Action item. Write only how many lines of the listing below include the string "text".

Records supplied.

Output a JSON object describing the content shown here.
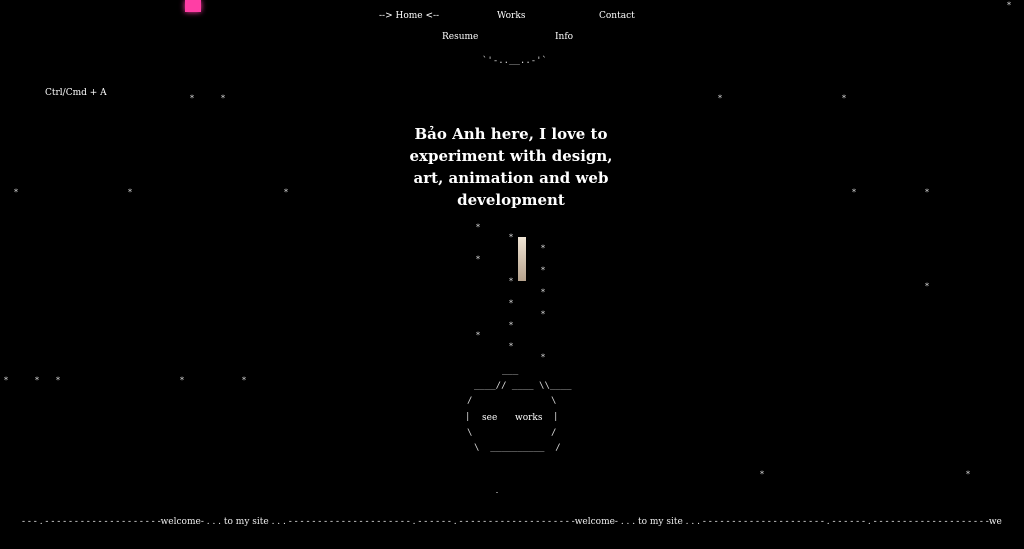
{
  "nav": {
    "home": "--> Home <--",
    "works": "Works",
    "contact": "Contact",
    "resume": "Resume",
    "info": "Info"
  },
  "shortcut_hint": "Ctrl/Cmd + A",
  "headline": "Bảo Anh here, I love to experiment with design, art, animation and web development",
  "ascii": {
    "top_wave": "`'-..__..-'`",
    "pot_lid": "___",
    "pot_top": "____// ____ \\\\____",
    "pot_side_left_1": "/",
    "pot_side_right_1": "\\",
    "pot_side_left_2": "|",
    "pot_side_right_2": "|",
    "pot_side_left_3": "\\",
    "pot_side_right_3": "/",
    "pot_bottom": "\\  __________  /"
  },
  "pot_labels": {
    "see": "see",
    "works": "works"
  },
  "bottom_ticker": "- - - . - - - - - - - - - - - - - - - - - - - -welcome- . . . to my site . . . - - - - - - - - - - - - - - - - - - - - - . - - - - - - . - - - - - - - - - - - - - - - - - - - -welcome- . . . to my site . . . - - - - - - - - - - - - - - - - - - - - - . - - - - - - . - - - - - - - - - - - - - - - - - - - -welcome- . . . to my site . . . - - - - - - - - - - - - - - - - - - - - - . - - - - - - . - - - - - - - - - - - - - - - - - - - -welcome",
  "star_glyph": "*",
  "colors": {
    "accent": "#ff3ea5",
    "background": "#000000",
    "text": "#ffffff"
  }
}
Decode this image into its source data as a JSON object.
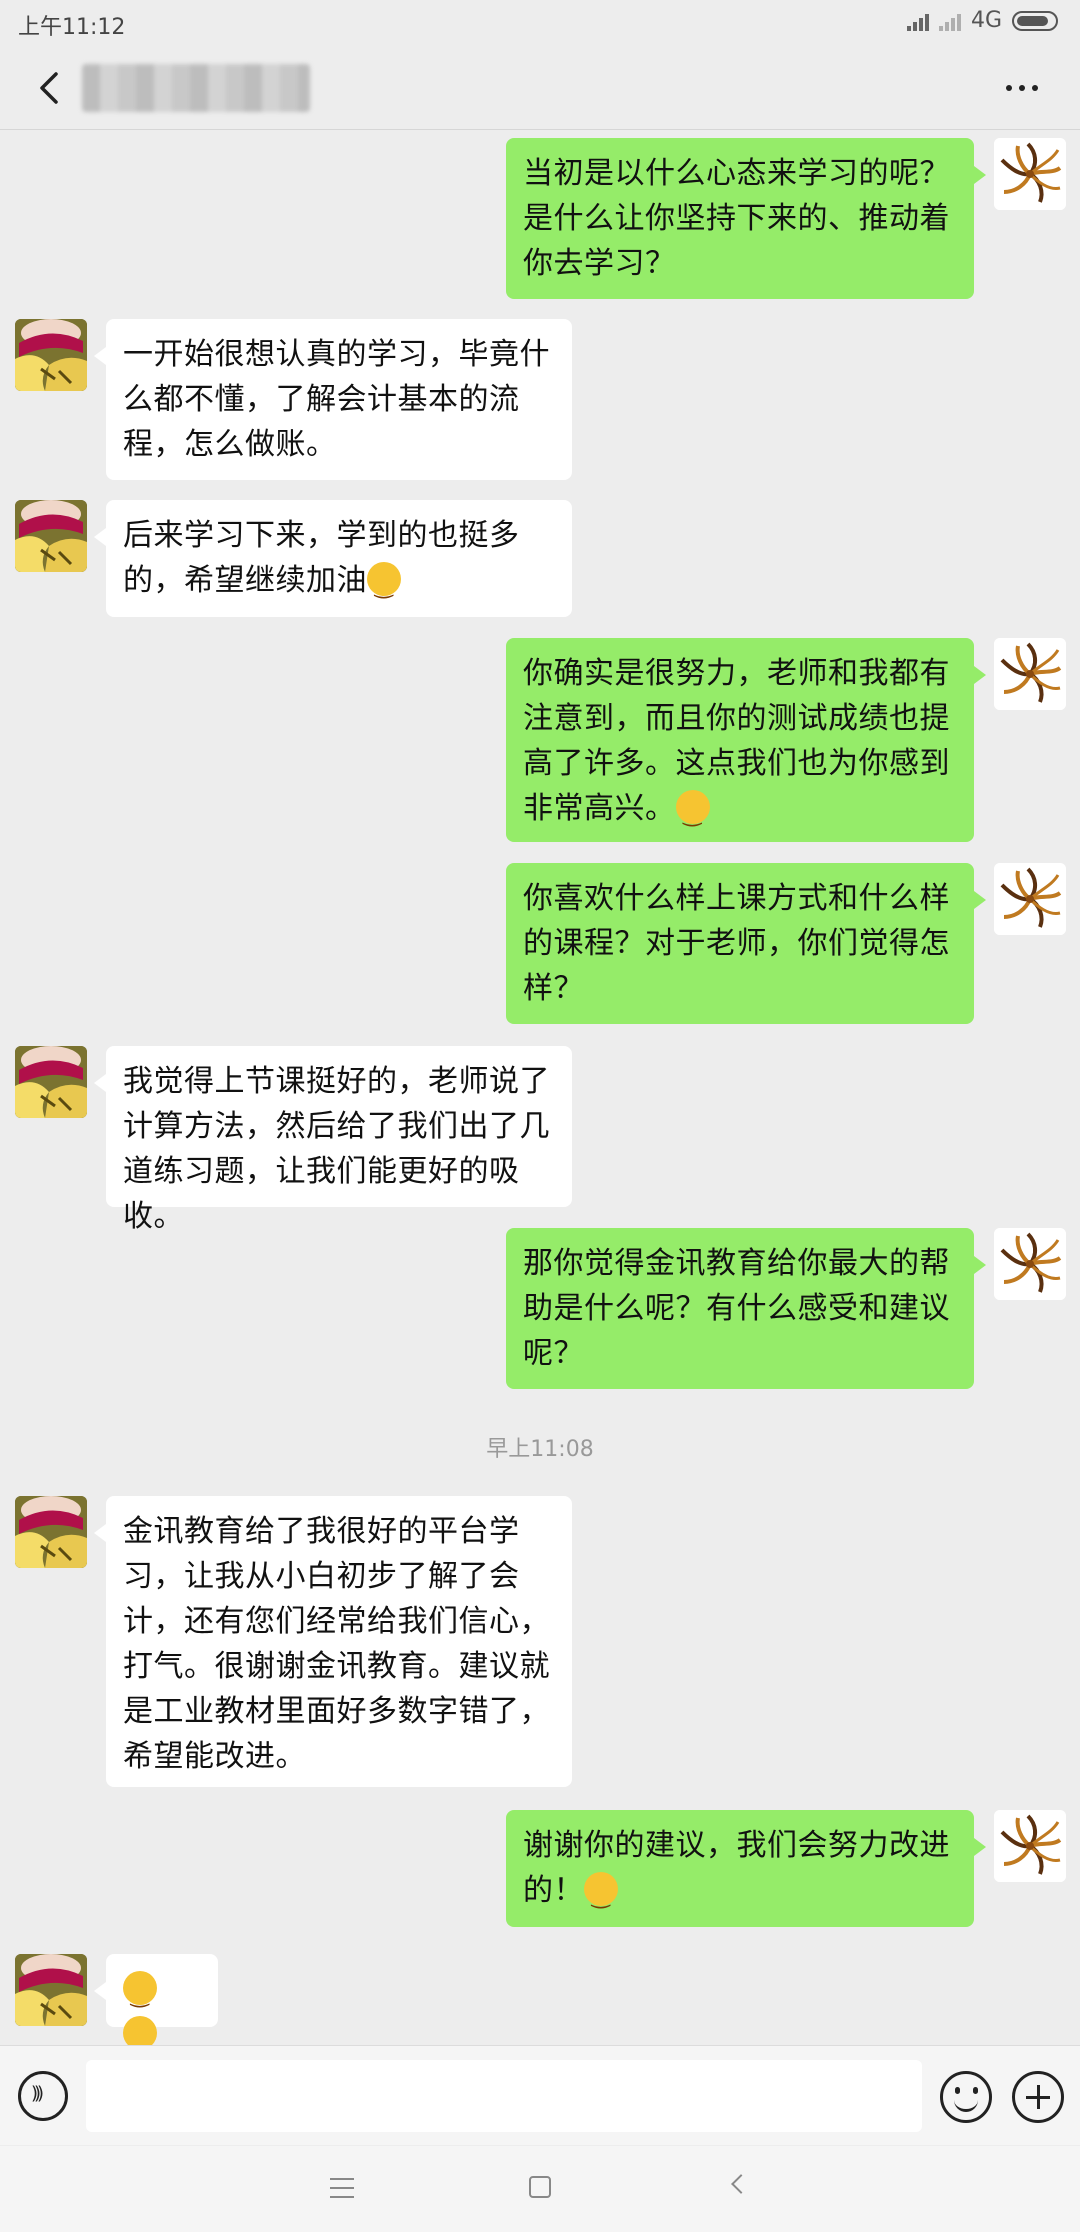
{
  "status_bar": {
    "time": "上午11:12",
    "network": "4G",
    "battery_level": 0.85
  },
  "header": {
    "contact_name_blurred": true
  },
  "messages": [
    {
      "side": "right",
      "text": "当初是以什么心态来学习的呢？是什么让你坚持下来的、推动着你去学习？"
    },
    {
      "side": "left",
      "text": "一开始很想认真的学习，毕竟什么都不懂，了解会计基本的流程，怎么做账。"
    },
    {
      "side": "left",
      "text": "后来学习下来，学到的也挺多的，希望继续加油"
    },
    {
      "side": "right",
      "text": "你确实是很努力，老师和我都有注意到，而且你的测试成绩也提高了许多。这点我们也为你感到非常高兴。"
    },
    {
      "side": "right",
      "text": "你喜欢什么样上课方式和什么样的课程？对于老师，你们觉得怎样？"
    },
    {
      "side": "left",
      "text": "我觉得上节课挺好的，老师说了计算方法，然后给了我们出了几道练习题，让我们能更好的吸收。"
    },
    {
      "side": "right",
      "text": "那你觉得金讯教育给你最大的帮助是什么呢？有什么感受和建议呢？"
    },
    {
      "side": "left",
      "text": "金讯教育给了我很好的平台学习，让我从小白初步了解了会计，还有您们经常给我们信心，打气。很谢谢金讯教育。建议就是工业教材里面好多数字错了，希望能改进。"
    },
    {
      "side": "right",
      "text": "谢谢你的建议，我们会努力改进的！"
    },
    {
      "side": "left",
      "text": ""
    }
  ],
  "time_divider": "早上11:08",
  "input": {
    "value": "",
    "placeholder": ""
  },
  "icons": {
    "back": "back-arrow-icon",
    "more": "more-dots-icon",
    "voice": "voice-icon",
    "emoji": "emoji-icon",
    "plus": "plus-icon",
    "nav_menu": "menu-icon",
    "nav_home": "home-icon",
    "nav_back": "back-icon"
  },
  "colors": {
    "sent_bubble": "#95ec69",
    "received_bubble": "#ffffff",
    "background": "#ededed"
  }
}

Output for this exercise. 11